Work to be completed: Once you have read the listing, retype all of it exactly.

════════

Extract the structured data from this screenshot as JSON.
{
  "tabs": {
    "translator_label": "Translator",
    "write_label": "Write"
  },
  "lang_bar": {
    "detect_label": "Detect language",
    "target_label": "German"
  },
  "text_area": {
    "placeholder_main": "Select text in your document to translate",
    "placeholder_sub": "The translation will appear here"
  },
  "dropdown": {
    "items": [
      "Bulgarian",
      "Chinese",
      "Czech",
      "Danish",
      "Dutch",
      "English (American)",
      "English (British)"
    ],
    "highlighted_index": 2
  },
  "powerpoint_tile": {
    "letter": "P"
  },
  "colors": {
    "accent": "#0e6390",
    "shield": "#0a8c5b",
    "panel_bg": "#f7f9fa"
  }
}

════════

Task output:
Extract the structured data from this screenshot as JSON.
{
  "tabs": {
    "translator_label": "Translator",
    "write_label": "Write"
  },
  "lang_bar": {
    "detect_label": "Detect language",
    "target_label": "German"
  },
  "text_area": {
    "placeholder_main": "Select text in your document to translate",
    "placeholder_sub": "The translation will appear here"
  },
  "dropdown": {
    "items": [
      "Bulgarian",
      "Chinese",
      "Czech",
      "Danish",
      "Dutch",
      "English (American)",
      "English (British)"
    ],
    "highlighted_index": 2
  },
  "powerpoint_tile": {
    "letter": "P"
  },
  "colors": {
    "accent": "#0e6390",
    "shield": "#0a8c5b",
    "panel_bg": "#f7f9fa"
  }
}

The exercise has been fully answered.